It's great to see the way modern British ceramics is moving on after many years of static reporting. The makers were developing but little was hitting the mainstream press. With the forthcoming BBC programme from the makers of 'The Bake Off' the momentum might just get a huge nudge forward. There is a nervousness about the car crash nature of these types of TV programmes but overall if it highlights the skills required to become a great potter or ceramicist then it has to be good news, doesn't it?
For me, I'm not sure what Claire Twomey's '10,000 Hours' will do. It left me colder than a swim in the Artic Ocean but at least it conjured many a conversation. It certainly has a lot to do to stand out against the cabinets full of Lucie Rie, Hans Coper, Bernard Leach and the like.
The rainbow wall of ceramics is inspired and once you get your head around the mix of styles, production methods, eras and shear volume of pots, it's a fabulous spectacle with a really usable computerised reference tool. Instantly I hated it, but revisited several times through the evening and it dawned on me that I was being rather blinkered. As Eddie Curtis said on a recent visit to our gallery, we had made him rethink how to display his work (of course I'm not suggesting we get it right but we do challenge the traditional way of things).
What CoCA misses is the true depth of Modern British Ceramics, giving the viewers just an insight into a few genres of the art form. That said, ceramics are so diverse that it would be nigh on impossible to make a coherent display that is truly representative of the contemporary offering available today. For that, you'll need to visit the shows and the remaining galleries who give over space to those who have been inspired by the likes of Rie and Coper and added they own artistic genius to their creations.

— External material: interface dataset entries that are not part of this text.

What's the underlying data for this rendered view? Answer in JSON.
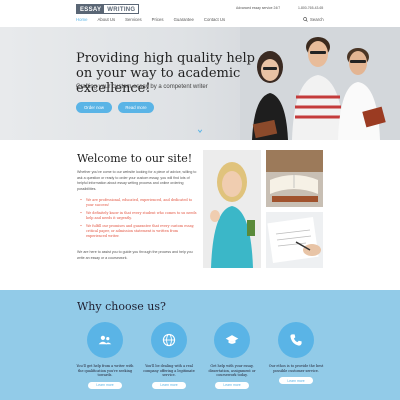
{
  "header": {
    "logo_part1": "ESSAY",
    "logo_part2": "WRITING",
    "support_text": "Advanced essay service 24/7",
    "phone": "1-800-765-43-65",
    "nav": [
      {
        "label": "Home",
        "active": true
      },
      {
        "label": "About Us",
        "active": false
      },
      {
        "label": "Services",
        "active": false
      },
      {
        "label": "Prices",
        "active": false
      },
      {
        "label": "Guarantee",
        "active": false
      },
      {
        "label": "Contact Us",
        "active": false
      }
    ],
    "search_label": "Search"
  },
  "hero": {
    "title": "Providing high quality help on your way to academic excellence!",
    "subtitle": "Crafting your custom essay by a competent writer",
    "order_button": "Order now",
    "read_more_button": "Read more"
  },
  "welcome": {
    "title": "Welcome to our site!",
    "intro": "Whether you've come to our website looking for a piece of advice, willing to ask a question or ready to order your custom essay, you will find lots of helpful information about essay writing process and online ordering possibilities.",
    "bullets": [
      "We are professional, educated, experienced, and dedicated to your success!",
      "We definitely know in that every student who comes to us needs help and needs it urgently.",
      "We fulfill our promises and guarantee that every custom essay, critical paper, or admission statement is written from experienced writer."
    ],
    "outro": "We are here to assist you to guide you through the process and help you write an essay or a coursework."
  },
  "why": {
    "title": "Why choose us?",
    "features": [
      {
        "icon": "users-icon",
        "text": "You'll get help from a writer with the qualification you're seeking towards.",
        "button": "Learn more"
      },
      {
        "icon": "globe-icon",
        "text": "You'll be dealing with a real company offering a legitimate service.",
        "button": "Learn more"
      },
      {
        "icon": "graduation-cap-icon",
        "text": "Get help with your essay, dissertation, assignment or coursework today.",
        "button": "Learn more"
      },
      {
        "icon": "phone-icon",
        "text": "Our ethos is to provide the best possible customer service.",
        "button": "Learn more"
      }
    ]
  },
  "colors": {
    "accent": "#5ab4e6",
    "why_background": "#92cbe8",
    "bullet_red": "#e2533f"
  }
}
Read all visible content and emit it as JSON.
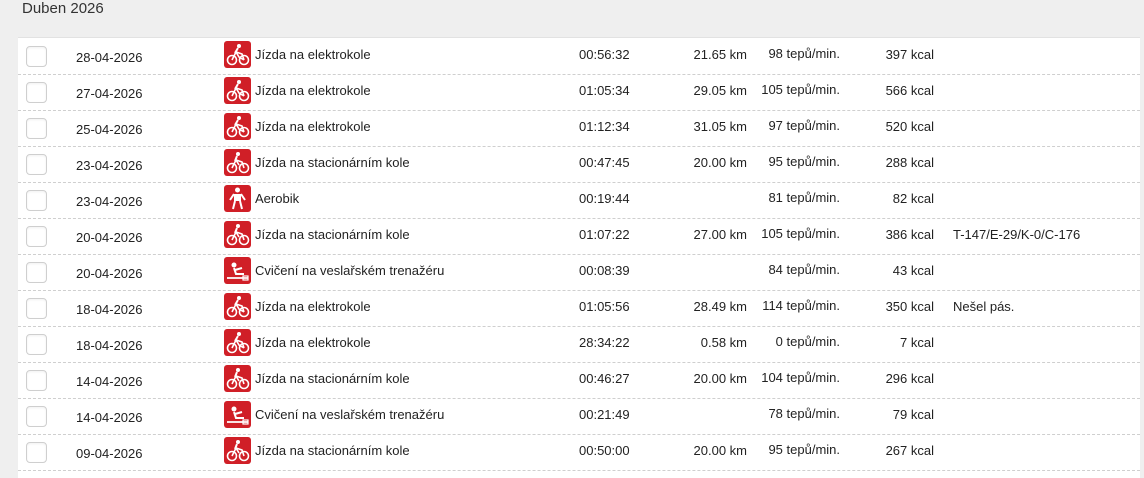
{
  "month_title": "Duben 2026",
  "rows": [
    {
      "date": "28-04-2026",
      "icon": "bike-icon",
      "activity": "Jízda na elektrokole",
      "duration": "00:56:32",
      "distance": "21.65 km",
      "hr": "98 tepů/min.",
      "kcal": "397 kcal",
      "note": ""
    },
    {
      "date": "27-04-2026",
      "icon": "bike-icon",
      "activity": "Jízda na elektrokole",
      "duration": "01:05:34",
      "distance": "29.05 km",
      "hr": "105 tepů/min.",
      "kcal": "566 kcal",
      "note": ""
    },
    {
      "date": "25-04-2026",
      "icon": "bike-icon",
      "activity": "Jízda na elektrokole",
      "duration": "01:12:34",
      "distance": "31.05 km",
      "hr": "97 tepů/min.",
      "kcal": "520 kcal",
      "note": ""
    },
    {
      "date": "23-04-2026",
      "icon": "stationary-bike-icon",
      "activity": "Jízda na stacionárním kole",
      "duration": "00:47:45",
      "distance": "20.00 km",
      "hr": "95 tepů/min.",
      "kcal": "288 kcal",
      "note": ""
    },
    {
      "date": "23-04-2026",
      "icon": "aerobic-icon",
      "activity": "Aerobik",
      "duration": "00:19:44",
      "distance": "",
      "hr": "81 tepů/min.",
      "kcal": "82 kcal",
      "note": ""
    },
    {
      "date": "20-04-2026",
      "icon": "stationary-bike-icon",
      "activity": "Jízda na stacionárním kole",
      "duration": "01:07:22",
      "distance": "27.00 km",
      "hr": "105 tepů/min.",
      "kcal": "386 kcal",
      "note": "T-147/E-29/K-0/C-176"
    },
    {
      "date": "20-04-2026",
      "icon": "rowing-icon",
      "activity": "Cvičení na veslařském trenažéru",
      "duration": "00:08:39",
      "distance": "",
      "hr": "84 tepů/min.",
      "kcal": "43 kcal",
      "note": ""
    },
    {
      "date": "18-04-2026",
      "icon": "bike-icon",
      "activity": "Jízda na elektrokole",
      "duration": "01:05:56",
      "distance": "28.49 km",
      "hr": "114 tepů/min.",
      "kcal": "350 kcal",
      "note": "Nešel pás."
    },
    {
      "date": "18-04-2026",
      "icon": "bike-icon",
      "activity": "Jízda na elektrokole",
      "duration": "28:34:22",
      "distance": "0.58 km",
      "hr": "0 tepů/min.",
      "kcal": "7 kcal",
      "note": ""
    },
    {
      "date": "14-04-2026",
      "icon": "stationary-bike-icon",
      "activity": "Jízda na stacionárním kole",
      "duration": "00:46:27",
      "distance": "20.00 km",
      "hr": "104 tepů/min.",
      "kcal": "296 kcal",
      "note": ""
    },
    {
      "date": "14-04-2026",
      "icon": "rowing-icon",
      "activity": "Cvičení na veslařském trenažéru",
      "duration": "00:21:49",
      "distance": "",
      "hr": "78 tepů/min.",
      "kcal": "79 kcal",
      "note": ""
    },
    {
      "date": "09-04-2026",
      "icon": "stationary-bike-icon",
      "activity": "Jízda na stacionárním kole",
      "duration": "00:50:00",
      "distance": "20.00 km",
      "hr": "95 tepů/min.",
      "kcal": "267 kcal",
      "note": ""
    }
  ]
}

With Ceramic Art York approaching, we are very excited about the future for ceramics in the North of England and maybe we might just see a lot more of what is on offer up here!